Rising health care costs may have spurred more individuals to use complementary and alternative medicine
Research Activities, September 2011, No. 373
Use of chiropractic care, massage, and acupuncture continues to grow, especially for individuals who have difficulty affording conventional medicine, a new study finds. Comparing data from the National Health Interview Surveys from 2002 and 2007, researchers found a relative increase of 14.2 percent in use of at least one complementary and alternative medicine (CAM) service (25.7 percent in 2002 vs. 29.4 percent in 2007). In 2007, Whites (33 percent) and Asians (31.8 percent) were the greatest users of CAM, followed by blacks (20.1 percent) and Hispanics (16.9 percent).
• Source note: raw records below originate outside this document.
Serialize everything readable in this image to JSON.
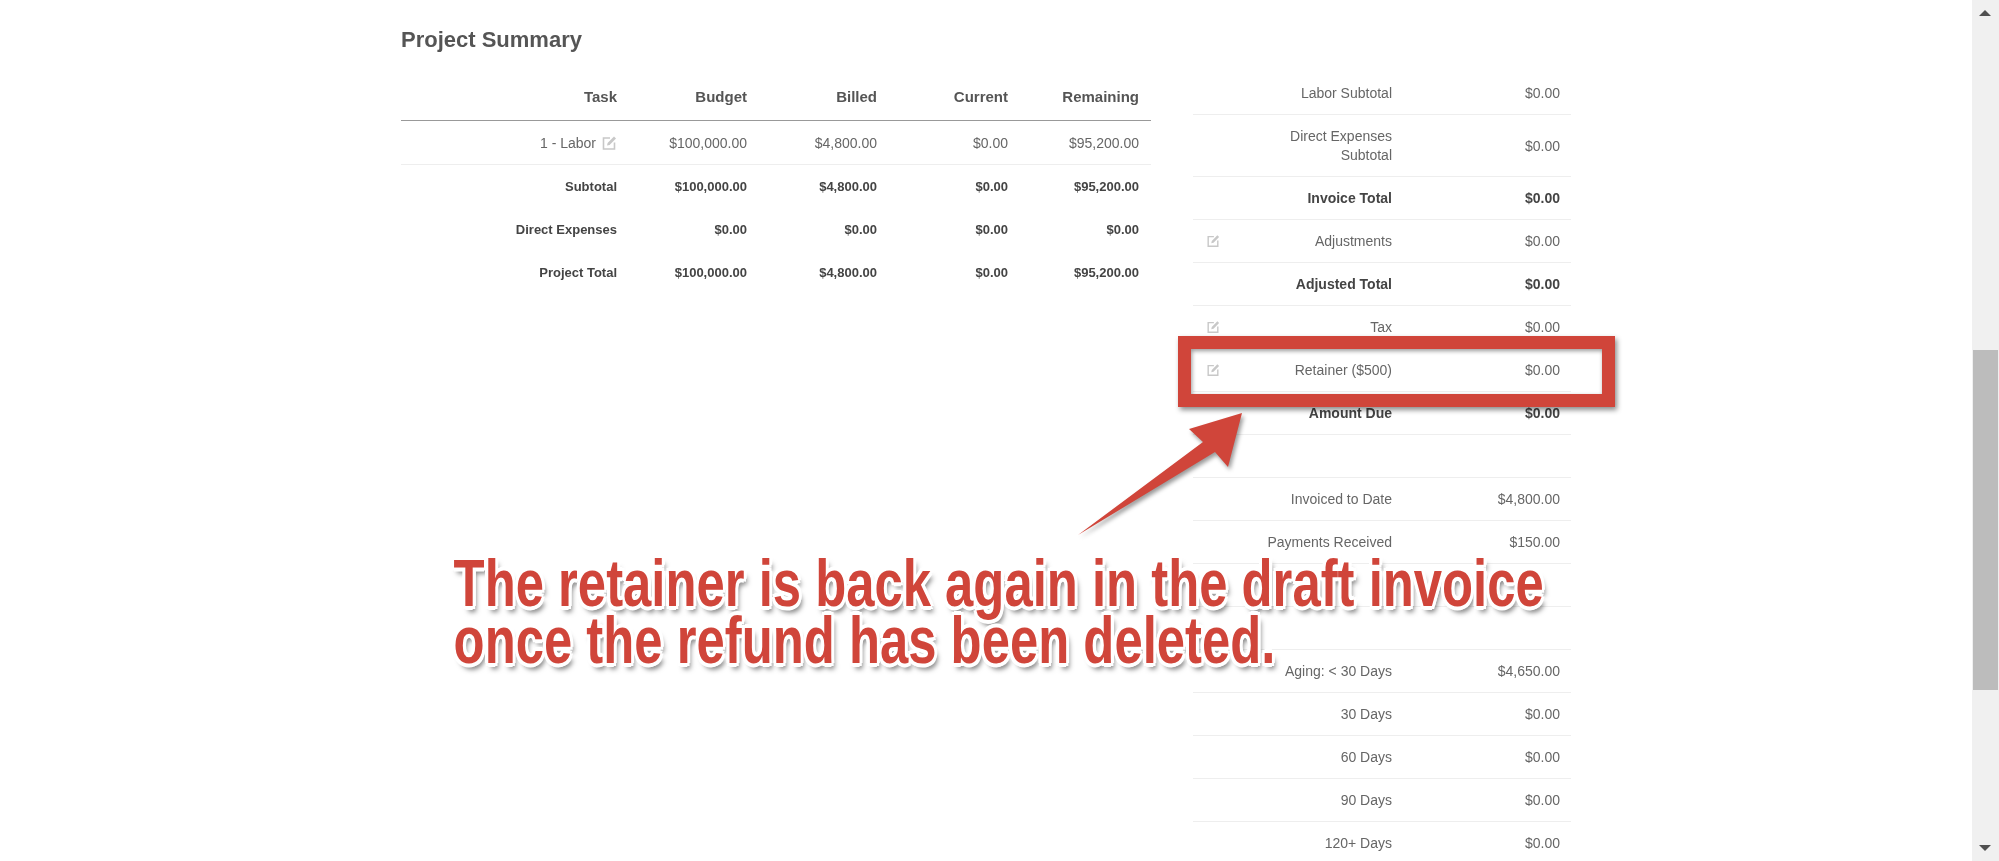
{
  "title": "Project Summary",
  "summary_table": {
    "columns": [
      "Task",
      "Budget",
      "Billed",
      "Current",
      "Remaining"
    ],
    "rows": [
      {
        "kind": "task",
        "editable": true,
        "cells": [
          "1 - Labor",
          "$100,000.00",
          "$4,800.00",
          "$0.00",
          "$95,200.00"
        ]
      },
      {
        "kind": "total",
        "editable": false,
        "cells": [
          "Subtotal",
          "$100,000.00",
          "$4,800.00",
          "$0.00",
          "$95,200.00"
        ]
      },
      {
        "kind": "total",
        "editable": false,
        "cells": [
          "Direct Expenses",
          "$0.00",
          "$0.00",
          "$0.00",
          "$0.00"
        ]
      },
      {
        "kind": "total",
        "editable": false,
        "cells": [
          "Project Total",
          "$100,000.00",
          "$4,800.00",
          "$0.00",
          "$95,200.00"
        ]
      }
    ]
  },
  "totals": [
    {
      "kind": "plain",
      "editable": false,
      "highlighted": false,
      "label": "Labor Subtotal",
      "value": "$0.00"
    },
    {
      "kind": "plain",
      "editable": false,
      "highlighted": false,
      "label": "Direct Expenses Subtotal",
      "value": "$0.00"
    },
    {
      "kind": "bold",
      "editable": false,
      "highlighted": false,
      "label": "Invoice Total",
      "value": "$0.00"
    },
    {
      "kind": "plain",
      "editable": true,
      "highlighted": false,
      "label": "Adjustments",
      "value": "$0.00"
    },
    {
      "kind": "bold",
      "editable": false,
      "highlighted": false,
      "label": "Adjusted Total",
      "value": "$0.00"
    },
    {
      "kind": "plain",
      "editable": true,
      "highlighted": false,
      "label": "Tax",
      "value": "$0.00"
    },
    {
      "kind": "plain",
      "editable": true,
      "highlighted": true,
      "label": "Retainer ($500)",
      "value": "$0.00"
    },
    {
      "kind": "bold",
      "editable": false,
      "highlighted": false,
      "label": "Amount Due",
      "value": "$0.00"
    },
    {
      "kind": "blank",
      "editable": false,
      "highlighted": false
    },
    {
      "kind": "plain",
      "editable": false,
      "highlighted": false,
      "label": "Invoiced to Date",
      "value": "$4,800.00"
    },
    {
      "kind": "plain",
      "editable": false,
      "highlighted": false,
      "label": "Payments Received",
      "value": "$150.00"
    },
    {
      "kind": "blank",
      "editable": false,
      "highlighted": false
    },
    {
      "kind": "blank",
      "editable": false,
      "highlighted": false
    },
    {
      "kind": "plain",
      "editable": false,
      "highlighted": false,
      "label": "Aging: < 30 Days",
      "value": "$4,650.00"
    },
    {
      "kind": "plain",
      "editable": false,
      "highlighted": false,
      "label": "30 Days",
      "value": "$0.00"
    },
    {
      "kind": "plain",
      "editable": false,
      "highlighted": false,
      "label": "60 Days",
      "value": "$0.00"
    },
    {
      "kind": "plain",
      "editable": false,
      "highlighted": false,
      "label": "90 Days",
      "value": "$0.00"
    },
    {
      "kind": "plain",
      "editable": false,
      "highlighted": false,
      "label": "120+ Days",
      "value": "$0.00"
    }
  ],
  "callout": {
    "lines": [
      "The retainer is back again in the draft invoice",
      "once the refund has been deleted."
    ]
  }
}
When individuals face financial barriers that prevent them from receiving conventional care, they are more likely to turn to more affordable CAM therapies for relief, the authors suggest. For instance, 38.5 percent of individuals who said they used at least one CAM therapy in 2007 also reported having an unmet medical need or delayed care because of cost. In contrast, only 28.1 percent of CAM users did not report having unmet needs or delayed care.
This upswing in CAM use has coincided with escalating health care costs. The authors suggest that this increase in CAM use warrants an evaluation of CAM therapies' effectiveness and health consequences to determine if the therapies can be used as true alternatives or only as supplements to conventional medical care. This study was funded in part by the Agency for Healthcare Research and Quality (HS17003).
See "Trends in the use of complementary and alternative medicine in the United States: 2002-2007," by Dejun Su, Ph.D., and Lifeng Li, M.P.H., in the Journal of Health Care for the Poor and Underserved, 22(1), pp. 296-310, 2011.